Could you return the data that follows exactly, minus the images?
(Beginning of Data for this exercise)
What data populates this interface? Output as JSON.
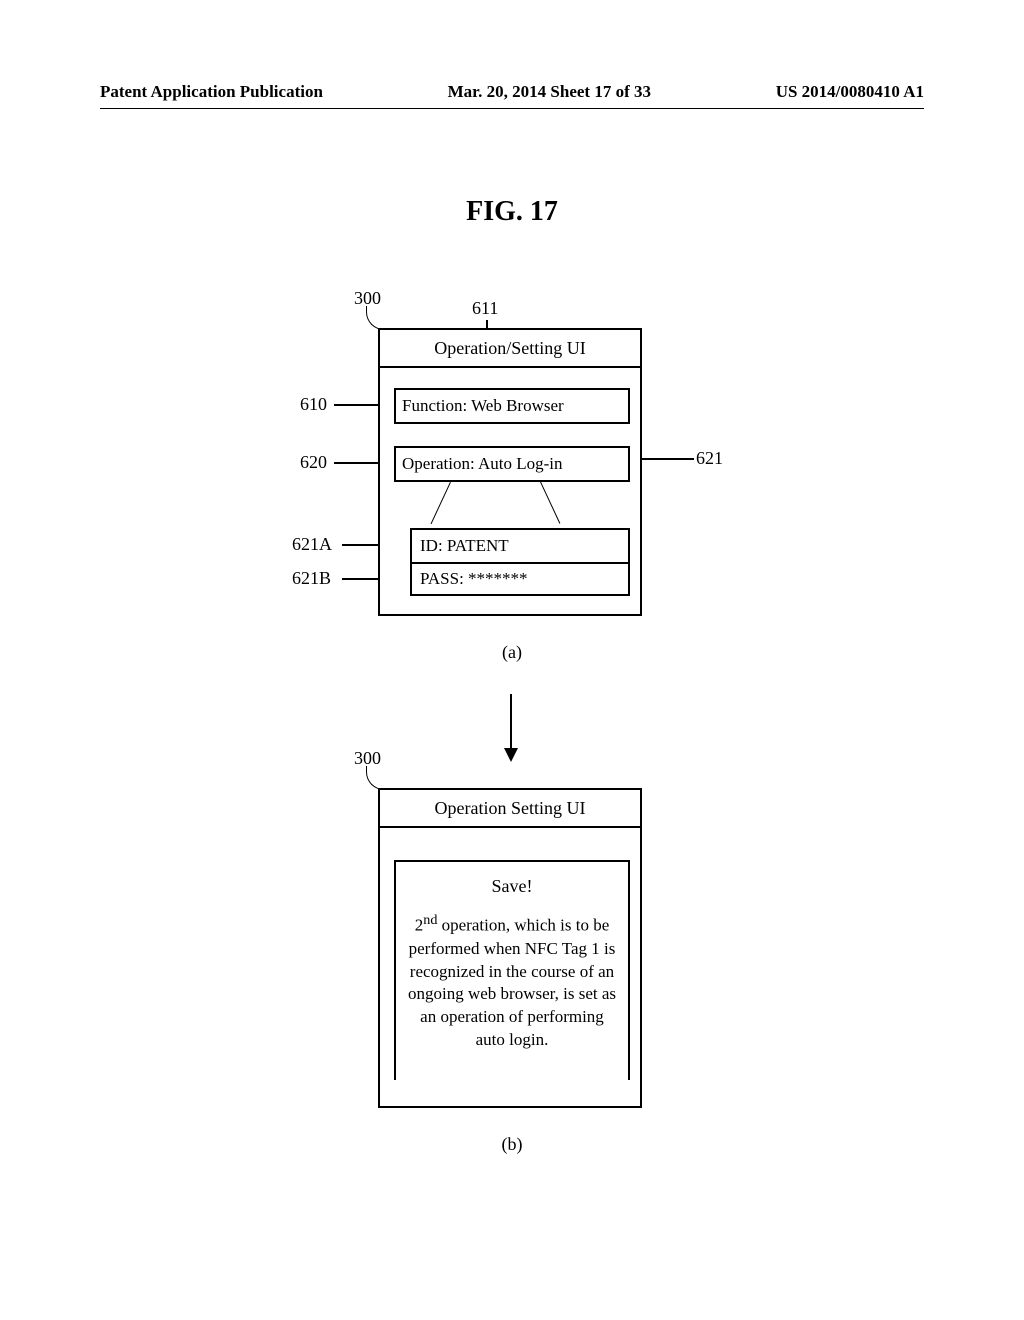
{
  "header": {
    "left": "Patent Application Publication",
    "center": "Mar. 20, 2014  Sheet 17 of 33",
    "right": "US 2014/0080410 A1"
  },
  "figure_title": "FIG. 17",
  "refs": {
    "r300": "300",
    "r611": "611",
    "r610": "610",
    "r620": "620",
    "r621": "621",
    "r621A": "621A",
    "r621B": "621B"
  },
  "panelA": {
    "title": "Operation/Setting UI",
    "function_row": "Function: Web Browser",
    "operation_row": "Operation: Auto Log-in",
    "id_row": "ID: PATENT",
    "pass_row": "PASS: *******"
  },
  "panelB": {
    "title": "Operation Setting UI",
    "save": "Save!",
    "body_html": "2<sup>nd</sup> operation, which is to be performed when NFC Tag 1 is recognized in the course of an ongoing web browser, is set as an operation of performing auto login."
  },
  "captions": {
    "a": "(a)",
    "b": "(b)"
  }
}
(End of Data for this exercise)
== Result for this exercise ==
What data populates this interface? Output as JSON.
{
  "header": {
    "left": "Patent Application Publication",
    "center": "Mar. 20, 2014  Sheet 17 of 33",
    "right": "US 2014/0080410 A1"
  },
  "figure_title": "FIG. 17",
  "refs": {
    "r300": "300",
    "r611": "611",
    "r610": "610",
    "r620": "620",
    "r621": "621",
    "r621A": "621A",
    "r621B": "621B"
  },
  "panelA": {
    "title": "Operation/Setting UI",
    "function_row": "Function: Web Browser",
    "operation_row": "Operation: Auto Log-in",
    "id_row": "ID: PATENT",
    "pass_row": "PASS: *******"
  },
  "panelB": {
    "title": "Operation Setting UI",
    "save": "Save!",
    "body_html": "2<sup>nd</sup> operation, which is to be performed when NFC Tag 1 is recognized in the course of an ongoing web browser, is set as an operation of performing auto login."
  },
  "captions": {
    "a": "(a)",
    "b": "(b)"
  }
}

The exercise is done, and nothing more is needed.